[Opening RECORDS SUPPLIED section]
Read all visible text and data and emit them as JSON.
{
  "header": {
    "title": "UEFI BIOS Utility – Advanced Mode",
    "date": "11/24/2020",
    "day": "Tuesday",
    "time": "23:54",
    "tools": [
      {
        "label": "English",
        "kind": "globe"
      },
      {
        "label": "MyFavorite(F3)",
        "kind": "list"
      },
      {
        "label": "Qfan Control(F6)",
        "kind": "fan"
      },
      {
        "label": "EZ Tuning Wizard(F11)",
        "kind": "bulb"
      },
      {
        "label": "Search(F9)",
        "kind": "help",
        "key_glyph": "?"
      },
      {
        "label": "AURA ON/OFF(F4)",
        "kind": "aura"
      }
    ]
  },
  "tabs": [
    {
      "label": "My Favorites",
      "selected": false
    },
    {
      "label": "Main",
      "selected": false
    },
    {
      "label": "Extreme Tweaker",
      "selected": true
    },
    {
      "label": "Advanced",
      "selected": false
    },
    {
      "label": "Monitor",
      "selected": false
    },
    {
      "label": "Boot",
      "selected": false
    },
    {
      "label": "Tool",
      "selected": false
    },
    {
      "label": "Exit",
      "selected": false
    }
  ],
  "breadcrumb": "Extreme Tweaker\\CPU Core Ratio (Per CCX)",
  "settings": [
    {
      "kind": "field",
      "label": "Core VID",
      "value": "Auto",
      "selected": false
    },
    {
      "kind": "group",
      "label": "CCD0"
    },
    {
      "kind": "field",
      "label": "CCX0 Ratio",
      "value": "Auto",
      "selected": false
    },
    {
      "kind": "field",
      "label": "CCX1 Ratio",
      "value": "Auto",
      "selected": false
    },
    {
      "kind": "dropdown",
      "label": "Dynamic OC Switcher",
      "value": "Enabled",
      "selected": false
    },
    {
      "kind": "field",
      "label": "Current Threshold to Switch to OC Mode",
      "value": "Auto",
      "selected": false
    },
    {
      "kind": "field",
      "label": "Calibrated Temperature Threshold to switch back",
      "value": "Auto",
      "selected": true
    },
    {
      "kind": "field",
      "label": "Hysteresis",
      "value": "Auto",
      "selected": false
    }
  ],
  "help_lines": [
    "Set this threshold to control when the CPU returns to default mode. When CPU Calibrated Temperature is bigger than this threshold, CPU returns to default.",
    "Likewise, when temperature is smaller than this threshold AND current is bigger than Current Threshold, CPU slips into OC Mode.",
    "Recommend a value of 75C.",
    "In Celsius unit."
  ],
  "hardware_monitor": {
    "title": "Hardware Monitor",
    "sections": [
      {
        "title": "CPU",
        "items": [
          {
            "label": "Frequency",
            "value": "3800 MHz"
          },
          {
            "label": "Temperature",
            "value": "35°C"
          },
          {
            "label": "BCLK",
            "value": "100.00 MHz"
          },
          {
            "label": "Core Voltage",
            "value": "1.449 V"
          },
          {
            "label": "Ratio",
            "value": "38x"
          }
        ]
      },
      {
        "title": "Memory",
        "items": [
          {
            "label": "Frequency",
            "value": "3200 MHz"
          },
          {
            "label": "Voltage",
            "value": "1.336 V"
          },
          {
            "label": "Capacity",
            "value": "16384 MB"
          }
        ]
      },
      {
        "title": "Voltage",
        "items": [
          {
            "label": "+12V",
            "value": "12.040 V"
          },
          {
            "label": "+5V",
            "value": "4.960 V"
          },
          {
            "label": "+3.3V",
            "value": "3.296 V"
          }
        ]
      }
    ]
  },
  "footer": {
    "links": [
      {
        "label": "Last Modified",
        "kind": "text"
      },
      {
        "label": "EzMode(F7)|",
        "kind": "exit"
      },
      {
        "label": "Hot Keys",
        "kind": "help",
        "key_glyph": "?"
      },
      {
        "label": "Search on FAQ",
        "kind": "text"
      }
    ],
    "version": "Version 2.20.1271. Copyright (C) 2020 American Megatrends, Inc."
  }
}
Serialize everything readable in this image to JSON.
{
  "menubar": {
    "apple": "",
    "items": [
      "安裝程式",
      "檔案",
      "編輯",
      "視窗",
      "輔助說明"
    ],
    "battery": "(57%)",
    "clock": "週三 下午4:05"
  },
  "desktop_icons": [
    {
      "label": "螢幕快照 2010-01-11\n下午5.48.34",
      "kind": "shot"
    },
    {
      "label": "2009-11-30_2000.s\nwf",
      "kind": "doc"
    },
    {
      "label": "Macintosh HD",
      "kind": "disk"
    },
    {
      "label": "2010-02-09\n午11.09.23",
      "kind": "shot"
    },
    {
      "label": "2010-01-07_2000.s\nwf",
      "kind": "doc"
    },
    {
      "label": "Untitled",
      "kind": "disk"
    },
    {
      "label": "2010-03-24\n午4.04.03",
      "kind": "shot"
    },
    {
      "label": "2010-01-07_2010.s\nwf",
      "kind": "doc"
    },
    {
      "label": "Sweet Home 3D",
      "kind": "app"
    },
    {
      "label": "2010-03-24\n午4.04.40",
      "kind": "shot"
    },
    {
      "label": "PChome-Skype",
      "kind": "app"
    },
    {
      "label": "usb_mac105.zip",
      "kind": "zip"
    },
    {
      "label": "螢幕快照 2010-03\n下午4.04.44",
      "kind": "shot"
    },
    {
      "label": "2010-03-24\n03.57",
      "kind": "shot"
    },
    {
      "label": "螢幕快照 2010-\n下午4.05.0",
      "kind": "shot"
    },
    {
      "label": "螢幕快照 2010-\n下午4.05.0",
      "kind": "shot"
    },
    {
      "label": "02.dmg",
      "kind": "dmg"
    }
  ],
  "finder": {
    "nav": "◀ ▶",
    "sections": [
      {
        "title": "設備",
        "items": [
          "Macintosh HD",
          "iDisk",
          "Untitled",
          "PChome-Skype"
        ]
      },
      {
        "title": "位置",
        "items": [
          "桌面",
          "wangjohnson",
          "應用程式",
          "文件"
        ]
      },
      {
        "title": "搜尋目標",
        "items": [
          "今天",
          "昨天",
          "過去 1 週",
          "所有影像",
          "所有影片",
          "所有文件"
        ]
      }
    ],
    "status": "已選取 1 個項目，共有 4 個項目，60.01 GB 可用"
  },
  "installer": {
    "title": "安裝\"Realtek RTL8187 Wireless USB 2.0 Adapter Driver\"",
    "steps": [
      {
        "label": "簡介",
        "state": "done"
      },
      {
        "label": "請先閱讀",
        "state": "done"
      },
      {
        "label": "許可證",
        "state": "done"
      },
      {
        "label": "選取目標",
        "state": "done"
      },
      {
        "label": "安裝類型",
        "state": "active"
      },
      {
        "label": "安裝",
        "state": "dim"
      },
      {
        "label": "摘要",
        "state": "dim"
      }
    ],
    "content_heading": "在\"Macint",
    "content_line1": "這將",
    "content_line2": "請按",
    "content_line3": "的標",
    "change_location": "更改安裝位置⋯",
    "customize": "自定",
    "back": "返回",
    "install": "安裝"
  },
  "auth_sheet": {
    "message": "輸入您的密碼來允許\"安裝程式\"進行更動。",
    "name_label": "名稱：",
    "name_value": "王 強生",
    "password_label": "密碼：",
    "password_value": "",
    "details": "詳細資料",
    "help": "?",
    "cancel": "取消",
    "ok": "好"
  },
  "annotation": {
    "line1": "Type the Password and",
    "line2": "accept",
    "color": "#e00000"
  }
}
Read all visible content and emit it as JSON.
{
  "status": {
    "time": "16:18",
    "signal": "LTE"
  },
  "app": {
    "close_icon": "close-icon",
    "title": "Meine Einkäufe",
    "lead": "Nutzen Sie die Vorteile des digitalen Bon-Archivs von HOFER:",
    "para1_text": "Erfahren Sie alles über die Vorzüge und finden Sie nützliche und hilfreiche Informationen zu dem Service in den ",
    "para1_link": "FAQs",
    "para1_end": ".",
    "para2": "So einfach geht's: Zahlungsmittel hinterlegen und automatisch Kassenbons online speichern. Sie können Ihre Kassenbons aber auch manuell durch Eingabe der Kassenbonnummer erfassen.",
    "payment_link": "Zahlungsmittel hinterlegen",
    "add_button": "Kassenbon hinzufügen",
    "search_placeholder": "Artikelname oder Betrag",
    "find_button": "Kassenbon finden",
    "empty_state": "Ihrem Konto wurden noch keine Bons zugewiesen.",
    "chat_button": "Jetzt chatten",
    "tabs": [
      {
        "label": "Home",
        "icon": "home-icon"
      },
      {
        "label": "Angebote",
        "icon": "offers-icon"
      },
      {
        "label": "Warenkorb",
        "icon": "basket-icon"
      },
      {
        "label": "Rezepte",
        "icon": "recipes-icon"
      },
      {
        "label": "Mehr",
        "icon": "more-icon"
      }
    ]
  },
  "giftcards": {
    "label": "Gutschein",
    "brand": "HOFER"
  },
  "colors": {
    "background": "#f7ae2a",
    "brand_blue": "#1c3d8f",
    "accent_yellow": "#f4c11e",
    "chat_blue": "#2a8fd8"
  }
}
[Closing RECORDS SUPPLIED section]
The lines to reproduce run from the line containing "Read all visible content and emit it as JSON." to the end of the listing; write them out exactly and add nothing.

- **ANSWER TO THIS PROBLEM**:
Read all visible content and emit it as JSON.
{
  "status": {
    "time": "16:18",
    "signal": "LTE"
  },
  "app": {
    "close_icon": "close-icon",
    "title": "Meine Einkäufe",
    "lead": "Nutzen Sie die Vorteile des digitalen Bon-Archivs von HOFER:",
    "para1_text": "Erfahren Sie alles über die Vorzüge und finden Sie nützliche und hilfreiche Informationen zu dem Service in den ",
    "para1_link": "FAQs",
    "para1_end": ".",
    "para2": "So einfach geht's: Zahlungsmittel hinterlegen und automatisch Kassenbons online speichern. Sie können Ihre Kassenbons aber auch manuell durch Eingabe der Kassenbonnummer erfassen.",
    "payment_link": "Zahlungsmittel hinterlegen",
    "add_button": "Kassenbon hinzufügen",
    "search_placeholder": "Artikelname oder Betrag",
    "find_button": "Kassenbon finden",
    "empty_state": "Ihrem Konto wurden noch keine Bons zugewiesen.",
    "chat_button": "Jetzt chatten",
    "tabs": [
      {
        "label": "Home",
        "icon": "home-icon"
      },
      {
        "label": "Angebote",
        "icon": "offers-icon"
      },
      {
        "label": "Warenkorb",
        "icon": "basket-icon"
      },
      {
        "label": "Rezepte",
        "icon": "recipes-icon"
      },
      {
        "label": "Mehr",
        "icon": "more-icon"
      }
    ]
  },
  "giftcards": {
    "label": "Gutschein",
    "brand": "HOFER"
  },
  "colors": {
    "background": "#f7ae2a",
    "brand_blue": "#1c3d8f",
    "accent_yellow": "#f4c11e",
    "chat_blue": "#2a8fd8"
  }
}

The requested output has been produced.